Yuba city to Chico – 47 miles
Even when I’m not staying up late chatting with my hosts, I can’t manage to go to bed early. Woke up with the sun, and realized my tent was wet with dew. Great. Was still tired from the day before, but made myself get up and going. The mother of the woman who had let me in came out back just as I was leaving and we chatted for a bit. Turned out that the house I’d knocked at was actually the house of a Couchsurfing host I’d sent a request to but she was out of town! Such a funny coincidence. I got going around 9:30 again, and immediately noticed two things. The first was the lack of winds which was wonderful. Got going around 10-11mph at times. The second was the temperature. Oh my god 108 degrees at the height of the day. So freaking hot. And of course why would they put trees on my side of the road?? Even though I was moving faster on the bike than the day before, it was taking just as long because I had to stop at nearly every shady spot. I got sunburned for the first time in forever! Had to put on long sleeves to protect my skin. So many little things I’m learning. Twice on my ride, I passed fires in the fields. The first time it was really big and smoke was blowing across the road. I had to ride on the opposite side of the road to get by. The second time I realized that they were purposeful. There were workers going along controlling the blaze.
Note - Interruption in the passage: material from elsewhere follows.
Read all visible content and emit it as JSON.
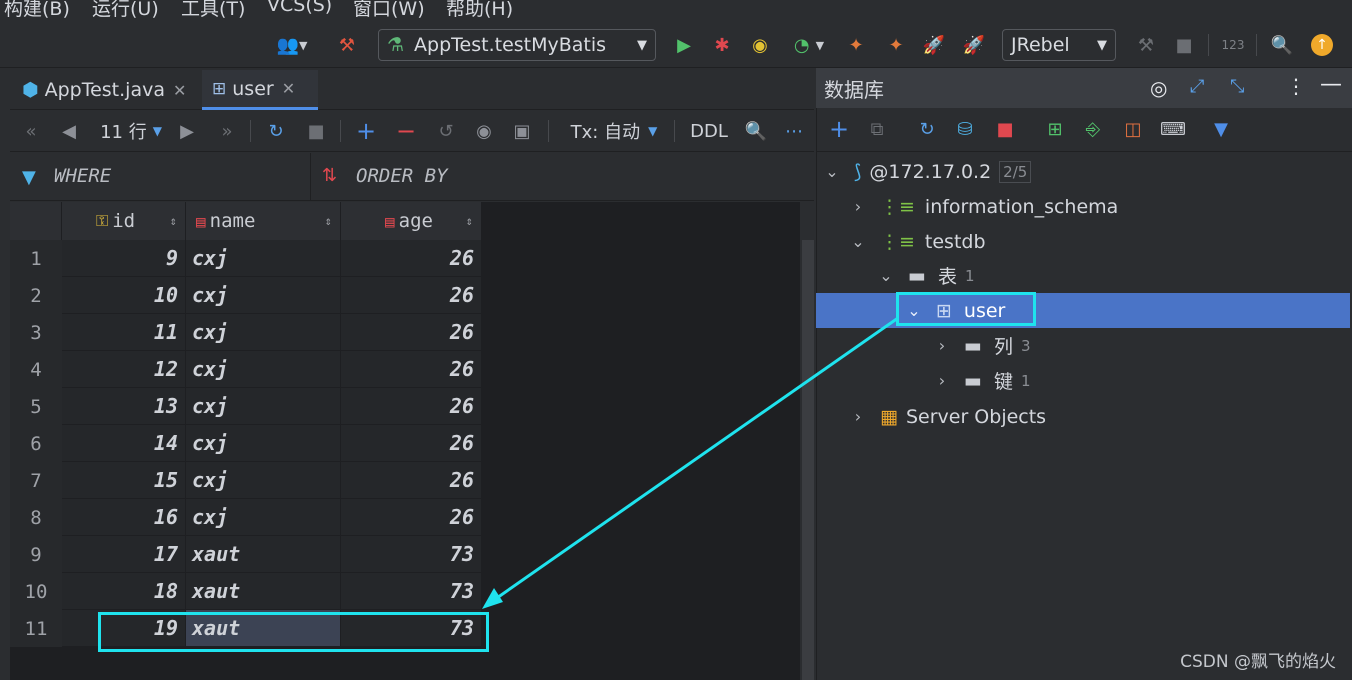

The town of Gridley was very small, but I passed a sign for oranges and couldn’t resist. I dropped in some change and picked out the best one for a snack when a woman came out to say hi. She told me that they were the last oranges on their trees and insisted I take a bag full, and some grapefruits too. She came back out as I was preparing to leave and told me her son (probably about 2) had insisted they bring me a water bottle. It was nice and cold and I was super grateful. After Gridley was when the temperature began to spike. I was riding through fields with no turns or elevation changes, no changing scenery; it was pretty monotonous and I felt like falling asleep. I checked my battery life and decided I could sacrifice a little to listen to a few podcasts to keep me awake. I stopped somewhere between Gridley and Midway when I found shade and ate what food I had left (avocado, cheese, jerky, dates, nuts). I will have to rethink what food to carry in hot weather, veggies definitely won’t keep. Two different pickup trucks pulled over to ask if I was all right, and one gave me a bottle of water. Another stop in Midway for ice cream because I just couldn’t take the heat. Then finally closer and closer, stopping at shade patch along the way, until I was on a nice bike path from Durham to Chico.
I’ve been to Chico once or twice before, but I’ve never seen it by bicycle. There are huge trees, cute houses and lots of green park spaces. I rode past a public swimming area that looked like someone added swimming pool edges to a natural river. Google Maps took me through neighborhoods until finally I got to my destination. It was really nice to see Danielle and her mom Debbie again, and meet Danielle’s boyfriend Scott. I took a good shower (needed it!) and we all had dinner and chatted late into the night.
-6ish hours riding, 9 hours travel (100 degree weather)